Personal attacks really aren't my style, but I will challenge wrong information when i'm knowledgeable of the subject matter.

No hard feelings. :-)



posted on May, 20 2014 @ 05:44 AM
link   
a reply to: puzzlesphere

Ok, no worries then. A bit thin-skinned perhaps, tonight. been dealing with some seriously horrid people in a couple of other discussions (NOT on ATS).

I do know the information you post; that's the stuff they share. What concerns me is what isn't shared. At this point, I don't trust the government at all, and I wouldn't put anything past them.

RFID in general can track, and all we have is their word that their system doesn't do that, or isn't capable. It's a question of whether or not we can trust the ones in charge not to exploit any area they can. It isn't the tech, but the possible uses of it, that concerns me. I LOVE technology. I don't love what some can and will do with it. The more technology in more and more places, the more I wonder.

Think about laptops. Awesome things. Good computing power, handy for work and school, portable. Schools sometimes give them out to students to help with schoolwork. All good, right? Sure, till schools are caught tracking kids movements and usage, and spying on them through the webcams. That's happened.

Cell phones are great. Very convenient, and you aren't stranded with no way to call for help. Add features, and they are even better. GPS, internet, photos, games, and so forth; all very handy. I love my cell phone. Always have. However, they can be used to track people, can be hacked to give access to all calls and messages, and even the pictures people take can be tracked, giving someone online knowledge of where the photo was taken. They can even be accessed remotely, and cameras and mics turned on, making them "bugs" to spy on people. That's all happened.

So, when a technology as flexible as chips is placed into various things, I feel it's prudent to explore what could be done with it.

No, no hard feelings! For myself, I don't really worry about that sort of tracking. I do think we should be aware, though.



posted on May, 20 2014 @ 06:52 AM
link   
The RFID's in library books *can't* track, they are too small and there's nothing hidden in them.

The technology is out there in the public domain. The technology has been disassembled, and reverse engineered, many many times, by various nations, by various Universities, by various "hacker labs". If the companies that make them were hiding some amazing technology in them that allowed them to be tracked via satellite, whilst not having an internal power source, then we'd have heard about it long before now.

An RFID is a PASSIVE device. It is inert until exposed to a radio wave of a specific frequency. The RFID then uses this radio wave, and converts it into a tiny amount of power, which it them uses to transmit whatever data is on the devices storage back to the RFID reader.

The fact that they don't have an on-board active power source and have to convert RF energy into power in order to transmit, means that the transmitted RF wave is very low power, which in turn means the reader has to be in very close proximity to the RFID itself. There is no RFID capable of transmitted with a sufficient power level, to be read by satellites. I believe the effective reading range for the type of RFID's used in library books, and security tags used in DVD's, which are also RFID's, is no more than a few cm.

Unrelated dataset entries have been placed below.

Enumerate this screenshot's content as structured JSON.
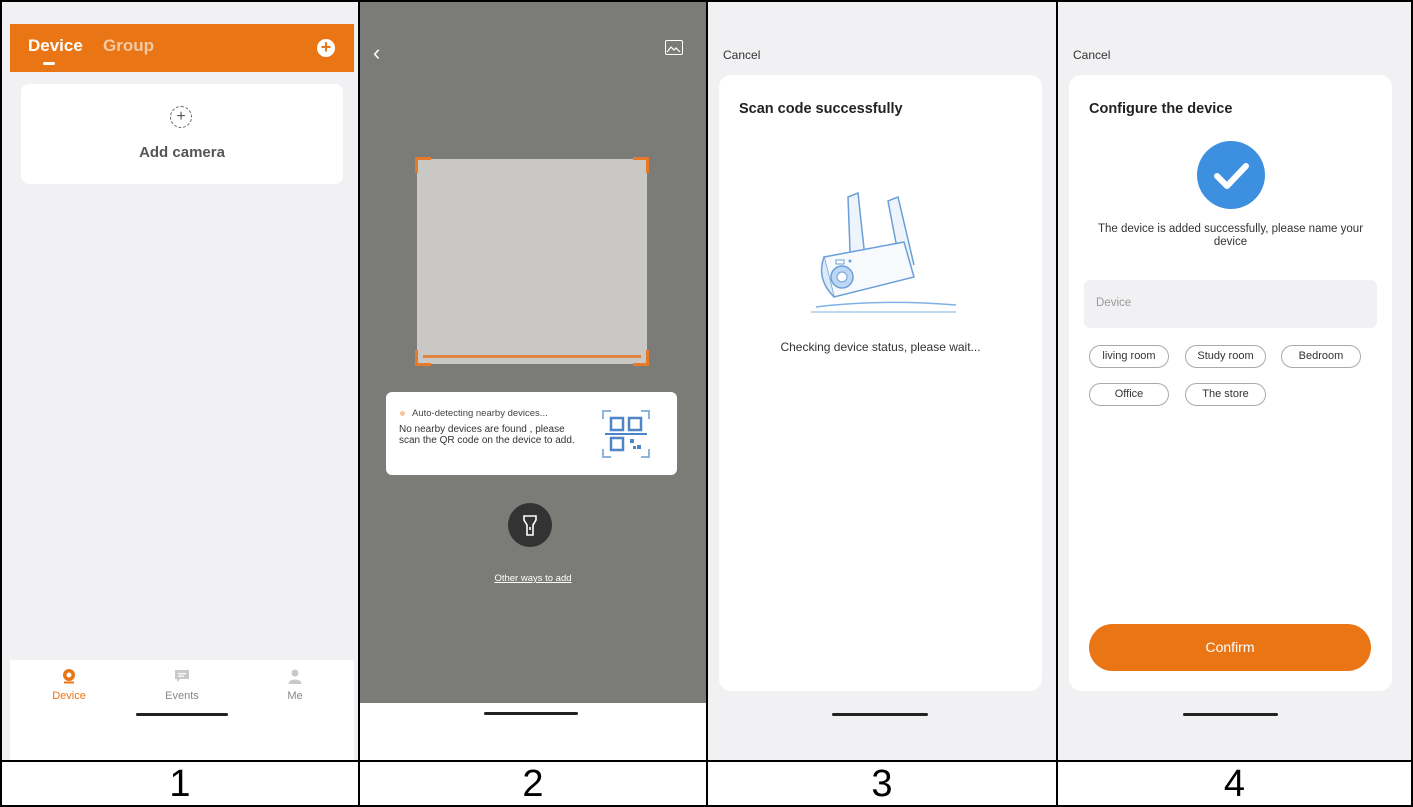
{
  "captions": [
    "1",
    "2",
    "3",
    "4"
  ],
  "screen1": {
    "tabs": [
      "Device",
      "Group"
    ],
    "add_card_label": "Add camera",
    "nav": [
      "Device",
      "Events",
      "Me"
    ],
    "colors": {
      "accent": "#ea7515"
    }
  },
  "screen2": {
    "tip_status": "Auto-detecting nearby devices...",
    "tip_message": "No nearby devices are found , please scan the QR code on the device to add.",
    "other_ways": "Other ways to add"
  },
  "screen3": {
    "cancel": "Cancel",
    "title": "Scan code successfully",
    "status": "Checking device status, please wait..."
  },
  "screen4": {
    "cancel": "Cancel",
    "title": "Configure the device",
    "message": "The device is added successfully, please name your device",
    "name_placeholder": "Device",
    "chips": [
      "living room",
      "Study room",
      "Bedroom",
      "Office",
      "The store"
    ],
    "confirm": "Confirm",
    "colors": {
      "check": "#3d8fe0"
    }
  }
}
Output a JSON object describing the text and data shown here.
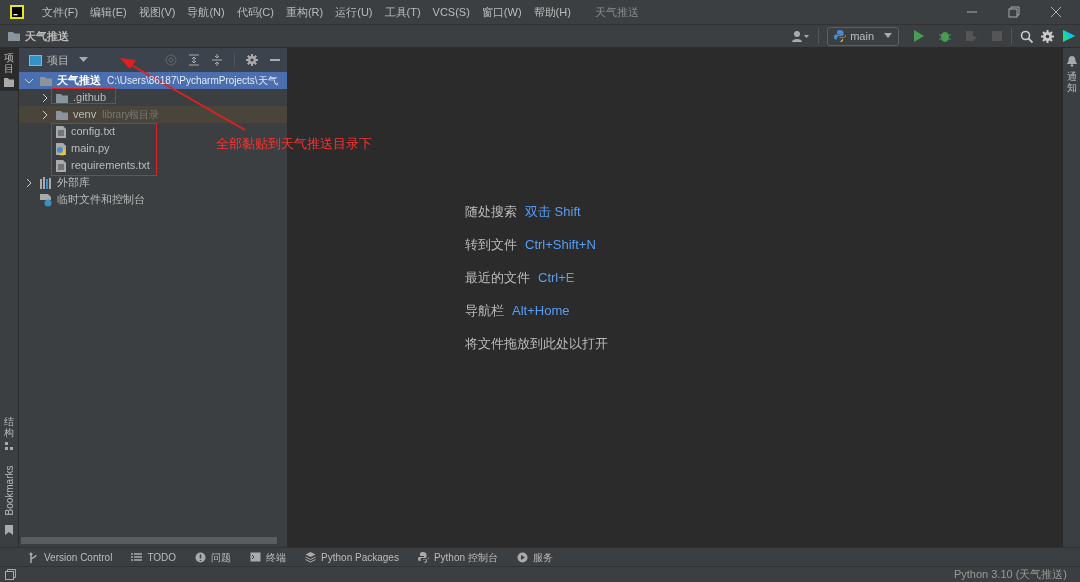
{
  "menu": {
    "items": [
      "文件(F)",
      "编辑(E)",
      "视图(V)",
      "导航(N)",
      "代码(C)",
      "重构(R)",
      "运行(U)",
      "工具(T)",
      "VCS(S)",
      "窗口(W)",
      "帮助(H)"
    ],
    "title": "天气推送"
  },
  "nav": {
    "breadcrumb": "天气推送",
    "run_config": "main"
  },
  "left_stripe": [
    {
      "label": "项目",
      "selected": true,
      "kind": "cjk"
    },
    {
      "label": "结构",
      "selected": false,
      "kind": "cjk"
    },
    {
      "label": "Bookmarks",
      "selected": false,
      "kind": "latin"
    }
  ],
  "right_stripe": [
    {
      "label": "通知"
    }
  ],
  "project": {
    "title": "项目",
    "tree": [
      {
        "name": "天气推送",
        "hint": "C:\\Users\\86187\\PycharmProjects\\天气",
        "kind": "folder",
        "expanded": true,
        "selected": true,
        "children": [
          {
            "name": ".github",
            "kind": "folder",
            "expanded": false,
            "selected": false,
            "excluded": false
          },
          {
            "name": "venv",
            "hint": "library根目录",
            "kind": "folder",
            "expanded": false,
            "selected": false,
            "excluded": true
          },
          {
            "name": "config.txt",
            "kind": "text",
            "selected": false
          },
          {
            "name": "main.py",
            "kind": "python",
            "selected": false
          },
          {
            "name": "requirements.txt",
            "kind": "text",
            "selected": false
          }
        ]
      },
      {
        "name": "外部库",
        "kind": "library",
        "expanded": false,
        "selected": false
      },
      {
        "name": "临时文件和控制台",
        "kind": "scratch",
        "selected": false
      }
    ]
  },
  "editor_hints": [
    {
      "action": "随处搜索",
      "shortcut": "双击 Shift"
    },
    {
      "action": "转到文件",
      "shortcut": "Ctrl+Shift+N"
    },
    {
      "action": "最近的文件",
      "shortcut": "Ctrl+E"
    },
    {
      "action": "导航栏",
      "shortcut": "Alt+Home"
    },
    {
      "action": "将文件拖放到此处以打开"
    }
  ],
  "bottom_tabs": [
    {
      "label": "Version Control",
      "kind": "branch"
    },
    {
      "label": "TODO",
      "kind": "list"
    },
    {
      "label": "问题",
      "kind": "info"
    },
    {
      "label": "终端",
      "kind": "terminal"
    },
    {
      "label": "Python Packages",
      "kind": "layers"
    },
    {
      "label": "Python 控制台",
      "kind": "python"
    },
    {
      "label": "服务",
      "kind": "play"
    }
  ],
  "status_bar": {
    "interpreter": "Python 3.10 (天气推送)"
  },
  "annotation": {
    "callout": "全部黏贴到天气推送目录下"
  }
}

In theory, you could increase that range using a directed parabolic antenna, but not by much, a meter at most I'd guess. There are RFID's capable of being read at longer range but they are physically larger (or rather their antena is larger), and the reader has to output a more energetic RF wave to give the RFID more power for a larger output wave.

Your books didn't double in thickness for the longer range RFID's did they?
edit on 20/5/2014 by BMorris because: changed to clarify





new topics
 
10
<< 1   >>

log in

join